§ ABOUT THIS EXERCISE:
Below are records; how many of their lines contain "name"? Answer with only the number.

(Beginning of DATA RECORDS)

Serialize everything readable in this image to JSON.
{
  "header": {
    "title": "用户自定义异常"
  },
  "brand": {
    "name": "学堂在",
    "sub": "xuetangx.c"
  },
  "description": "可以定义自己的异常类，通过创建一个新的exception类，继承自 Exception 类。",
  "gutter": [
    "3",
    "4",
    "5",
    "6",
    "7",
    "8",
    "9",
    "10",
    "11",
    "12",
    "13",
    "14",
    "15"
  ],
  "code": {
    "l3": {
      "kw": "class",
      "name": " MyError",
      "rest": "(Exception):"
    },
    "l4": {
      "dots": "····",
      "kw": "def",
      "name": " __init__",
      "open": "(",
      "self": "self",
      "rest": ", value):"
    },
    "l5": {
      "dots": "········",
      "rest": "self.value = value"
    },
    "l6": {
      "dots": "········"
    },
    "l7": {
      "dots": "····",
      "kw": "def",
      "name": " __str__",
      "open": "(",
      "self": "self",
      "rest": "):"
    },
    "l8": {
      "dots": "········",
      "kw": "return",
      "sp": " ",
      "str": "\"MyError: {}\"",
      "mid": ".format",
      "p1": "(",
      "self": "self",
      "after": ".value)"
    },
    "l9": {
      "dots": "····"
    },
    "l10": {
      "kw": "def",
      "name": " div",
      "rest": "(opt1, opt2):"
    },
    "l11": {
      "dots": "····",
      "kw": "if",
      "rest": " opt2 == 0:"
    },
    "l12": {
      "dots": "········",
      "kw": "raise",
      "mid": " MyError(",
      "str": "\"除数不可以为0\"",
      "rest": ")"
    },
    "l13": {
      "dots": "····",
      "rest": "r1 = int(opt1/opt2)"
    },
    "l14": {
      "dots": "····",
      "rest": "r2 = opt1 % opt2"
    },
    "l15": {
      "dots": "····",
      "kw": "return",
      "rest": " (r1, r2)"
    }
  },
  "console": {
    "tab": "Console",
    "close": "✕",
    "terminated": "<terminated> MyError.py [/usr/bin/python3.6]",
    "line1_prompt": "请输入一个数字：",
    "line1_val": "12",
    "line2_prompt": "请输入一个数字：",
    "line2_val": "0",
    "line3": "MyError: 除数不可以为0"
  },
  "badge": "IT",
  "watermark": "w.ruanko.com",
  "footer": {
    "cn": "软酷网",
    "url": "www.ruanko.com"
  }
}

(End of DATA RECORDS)

§ SOLUTION FOR THIS TASK:
5